» TASK OBJECTIVE
Your task is to give the entries back exactly, leaving nothing out.

Top of DATA PROVIDED

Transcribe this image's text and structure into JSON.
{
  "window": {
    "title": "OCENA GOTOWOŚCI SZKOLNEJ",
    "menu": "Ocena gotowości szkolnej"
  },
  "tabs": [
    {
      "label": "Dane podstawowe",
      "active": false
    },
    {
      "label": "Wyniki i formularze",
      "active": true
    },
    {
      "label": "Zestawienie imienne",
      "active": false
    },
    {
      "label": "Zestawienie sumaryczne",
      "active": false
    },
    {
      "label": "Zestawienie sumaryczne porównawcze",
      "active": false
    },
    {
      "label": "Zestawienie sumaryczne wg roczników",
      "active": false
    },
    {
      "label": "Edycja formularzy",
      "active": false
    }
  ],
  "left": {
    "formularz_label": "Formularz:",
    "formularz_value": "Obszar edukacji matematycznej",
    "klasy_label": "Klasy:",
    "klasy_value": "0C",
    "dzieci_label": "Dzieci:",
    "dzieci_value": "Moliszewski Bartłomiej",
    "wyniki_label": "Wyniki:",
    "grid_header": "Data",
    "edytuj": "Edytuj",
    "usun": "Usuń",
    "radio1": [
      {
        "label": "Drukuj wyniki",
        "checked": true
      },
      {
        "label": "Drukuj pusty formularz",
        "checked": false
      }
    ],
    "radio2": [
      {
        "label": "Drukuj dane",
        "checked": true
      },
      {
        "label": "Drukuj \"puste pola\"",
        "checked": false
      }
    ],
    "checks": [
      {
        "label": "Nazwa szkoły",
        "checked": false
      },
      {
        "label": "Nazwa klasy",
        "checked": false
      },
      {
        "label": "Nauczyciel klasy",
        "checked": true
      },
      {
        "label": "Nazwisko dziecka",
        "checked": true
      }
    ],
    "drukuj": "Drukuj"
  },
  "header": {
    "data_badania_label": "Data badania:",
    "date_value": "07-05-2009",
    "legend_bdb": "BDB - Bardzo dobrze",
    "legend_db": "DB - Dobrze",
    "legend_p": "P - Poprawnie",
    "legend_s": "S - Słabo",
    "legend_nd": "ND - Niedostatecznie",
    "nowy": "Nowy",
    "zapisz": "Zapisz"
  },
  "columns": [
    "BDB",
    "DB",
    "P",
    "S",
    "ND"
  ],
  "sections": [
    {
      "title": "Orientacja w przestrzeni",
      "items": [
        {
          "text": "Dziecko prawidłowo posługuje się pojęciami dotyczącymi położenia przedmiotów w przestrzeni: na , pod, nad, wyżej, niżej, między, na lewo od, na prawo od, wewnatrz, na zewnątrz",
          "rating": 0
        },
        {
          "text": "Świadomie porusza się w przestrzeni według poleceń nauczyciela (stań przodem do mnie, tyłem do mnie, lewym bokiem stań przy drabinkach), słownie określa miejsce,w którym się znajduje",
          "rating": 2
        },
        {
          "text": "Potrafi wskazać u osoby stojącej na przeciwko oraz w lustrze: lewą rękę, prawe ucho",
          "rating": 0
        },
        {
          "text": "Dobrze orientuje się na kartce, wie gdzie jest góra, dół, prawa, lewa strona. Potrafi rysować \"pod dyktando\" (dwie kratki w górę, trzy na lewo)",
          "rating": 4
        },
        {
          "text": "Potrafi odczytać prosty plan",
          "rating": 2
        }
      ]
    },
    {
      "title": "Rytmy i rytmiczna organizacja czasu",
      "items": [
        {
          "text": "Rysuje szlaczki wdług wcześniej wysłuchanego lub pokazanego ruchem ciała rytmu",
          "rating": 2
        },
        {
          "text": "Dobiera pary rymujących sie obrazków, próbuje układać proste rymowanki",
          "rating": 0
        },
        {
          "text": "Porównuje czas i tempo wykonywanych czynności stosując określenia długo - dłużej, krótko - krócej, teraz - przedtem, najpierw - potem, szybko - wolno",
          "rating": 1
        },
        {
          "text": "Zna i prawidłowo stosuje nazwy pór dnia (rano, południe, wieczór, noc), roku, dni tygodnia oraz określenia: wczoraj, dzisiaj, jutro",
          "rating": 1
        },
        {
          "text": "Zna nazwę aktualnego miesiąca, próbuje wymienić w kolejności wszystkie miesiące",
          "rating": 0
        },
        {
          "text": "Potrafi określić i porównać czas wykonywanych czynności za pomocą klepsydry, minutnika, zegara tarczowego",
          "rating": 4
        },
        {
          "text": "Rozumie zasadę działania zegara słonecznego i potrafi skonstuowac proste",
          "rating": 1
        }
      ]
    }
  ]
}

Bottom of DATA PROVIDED

» FINISHED EXERCISE
Transcribe this image's text and structure into JSON.
{
  "window": {
    "title": "OCENA GOTOWOŚCI SZKOLNEJ",
    "menu": "Ocena gotowości szkolnej"
  },
  "tabs": [
    {
      "label": "Dane podstawowe",
      "active": false
    },
    {
      "label": "Wyniki i formularze",
      "active": true
    },
    {
      "label": "Zestawienie imienne",
      "active": false
    },
    {
      "label": "Zestawienie sumaryczne",
      "active": false
    },
    {
      "label": "Zestawienie sumaryczne porównawcze",
      "active": false
    },
    {
      "label": "Zestawienie sumaryczne wg roczników",
      "active": false
    },
    {
      "label": "Edycja formularzy",
      "active": false
    }
  ],
  "left": {
    "formularz_label": "Formularz:",
    "formularz_value": "Obszar edukacji matematycznej",
    "klasy_label": "Klasy:",
    "klasy_value": "0C",
    "dzieci_label": "Dzieci:",
    "dzieci_value": "Moliszewski Bartłomiej",
    "wyniki_label": "Wyniki:",
    "grid_header": "Data",
    "edytuj": "Edytuj",
    "usun": "Usuń",
    "radio1": [
      {
        "label": "Drukuj wyniki",
        "checked": true
      },
      {
        "label": "Drukuj pusty formularz",
        "checked": false
      }
    ],
    "radio2": [
      {
        "label": "Drukuj dane",
        "checked": true
      },
      {
        "label": "Drukuj \"puste pola\"",
        "checked": false
      }
    ],
    "checks": [
      {
        "label": "Nazwa szkoły",
        "checked": false
      },
      {
        "label": "Nazwa klasy",
        "checked": false
      },
      {
        "label": "Nauczyciel klasy",
        "checked": true
      },
      {
        "label": "Nazwisko dziecka",
        "checked": true
      }
    ],
    "drukuj": "Drukuj"
  },
  "header": {
    "data_badania_label": "Data badania:",
    "date_value": "07-05-2009",
    "legend_bdb": "BDB - Bardzo dobrze",
    "legend_db": "DB - Dobrze",
    "legend_p": "P - Poprawnie",
    "legend_s": "S - Słabo",
    "legend_nd": "ND - Niedostatecznie",
    "nowy": "Nowy",
    "zapisz": "Zapisz"
  },
  "columns": [
    "BDB",
    "DB",
    "P",
    "S",
    "ND"
  ],
  "sections": [
    {
      "title": "Orientacja w przestrzeni",
      "items": [
        {
          "text": "Dziecko prawidłowo posługuje się pojęciami dotyczącymi położenia przedmiotów w przestrzeni: na , pod, nad, wyżej, niżej, między, na lewo od, na prawo od, wewnatrz, na zewnątrz",
          "rating": 0
        },
        {
          "text": "Świadomie porusza się w przestrzeni według poleceń nauczyciela (stań przodem do mnie, tyłem do mnie, lewym bokiem stań przy drabinkach), słownie określa miejsce,w którym się znajduje",
          "rating": 2
        },
        {
          "text": "Potrafi wskazać u osoby stojącej na przeciwko oraz w lustrze: lewą rękę, prawe ucho",
          "rating": 0
        },
        {
          "text": "Dobrze orientuje się na kartce, wie gdzie jest góra, dół, prawa, lewa strona. Potrafi rysować \"pod dyktando\" (dwie kratki w górę, trzy na lewo)",
          "rating": 4
        },
        {
          "text": "Potrafi odczytać prosty plan",
          "rating": 2
        }
      ]
    },
    {
      "title": "Rytmy i rytmiczna organizacja czasu",
      "items": [
        {
          "text": "Rysuje szlaczki wdług wcześniej wysłuchanego lub pokazanego ruchem ciała rytmu",
          "rating": 2
        },
        {
          "text": "Dobiera pary rymujących sie obrazków, próbuje układać proste rymowanki",
          "rating": 0
        },
        {
          "text": "Porównuje czas i tempo wykonywanych czynności stosując określenia długo - dłużej, krótko - krócej, teraz - przedtem, najpierw - potem, szybko - wolno",
          "rating": 1
        },
        {
          "text": "Zna i prawidłowo stosuje nazwy pór dnia (rano, południe, wieczór, noc), roku, dni tygodnia oraz określenia: wczoraj, dzisiaj, jutro",
          "rating": 1
        },
        {
          "text": "Zna nazwę aktualnego miesiąca, próbuje wymienić w kolejności wszystkie miesiące",
          "rating": 0
        },
        {
          "text": "Potrafi określić i porównać czas wykonywanych czynności za pomocą klepsydry, minutnika, zegara tarczowego",
          "rating": 4
        },
        {
          "text": "Rozumie zasadę działania zegara słonecznego i potrafi skonstuowac proste",
          "rating": 1
        }
      ]
    }
  ]
}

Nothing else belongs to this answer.